The Basics of Poker

Poker is a card game in which players make wagers over a series of betting rounds. The object of the game is to win money or chips by having the best hand. There are many different variants of the game, but they all share a few core elements. A player’s skill, determination, and discipline are essential for success.

A poker game begins with each player purchasing an initial amount of chips. These are called buy-ins, and they help cover antes and blind bets. Then, a deck of cards is dealt to each player. A standard 52-card English deck is used, and players may choose to use one or both jokers as wild cards.

When the betting round is over, all remaining players must reveal their hands. The player with the highest hand wins the pot, or the total amount of bets placed. There are a few variations to the rules of poker, but most games consist of two or more players being dealt two cards each and then placing bets over a number of rounds.

After each player has two cards, a third is placed face up on the table. This is called the flop. A second round of betting then takes place, with players deciding whether to call, raise, or fold their cards. During this stage, a player with a pair or higher can double their bets by saying “raise.”
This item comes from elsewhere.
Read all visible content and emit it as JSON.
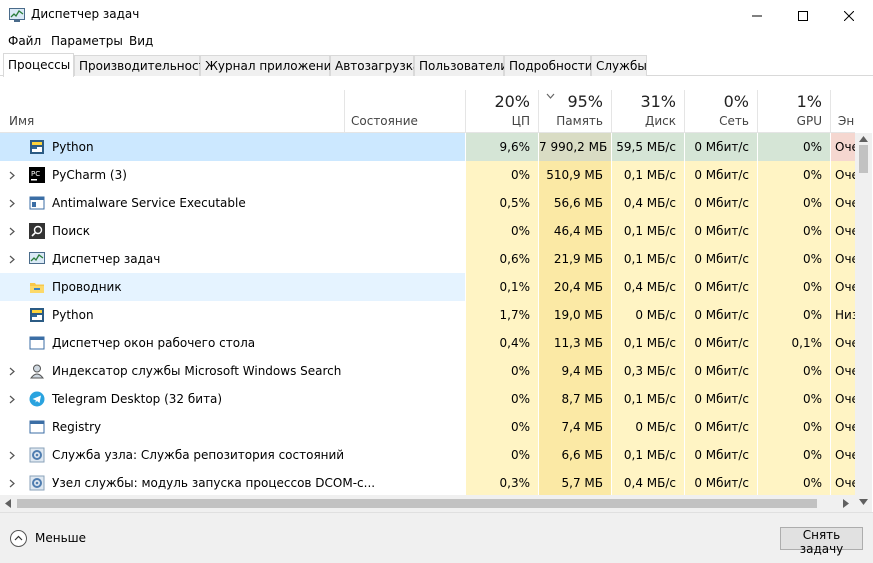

Following the flop, an additional card is dealt face up on the table, called the turn. Another round of betting takes place, and a player can now choose to raise, check, or fold their cards. The dealer then puts down a final card, called the river, and all players get a chance to bet.

A good poker strategy involves learning to read your opponents, and focusing on the odds of winning. The most important part of this is developing an instinct for how your opponents react to certain situations. This can be achieved by observing experienced players or by discussing your hands with other poker players for an objective look at how you might play in the future. Poker math is also a key part of the game, and a good player understands the importance of keeping a count of frequencies and EV estimates. By doing this, a player can improve their game by increasing the frequency of wins and reducing the frequency of losses. By combining these factors, they can become more profitable over the long term.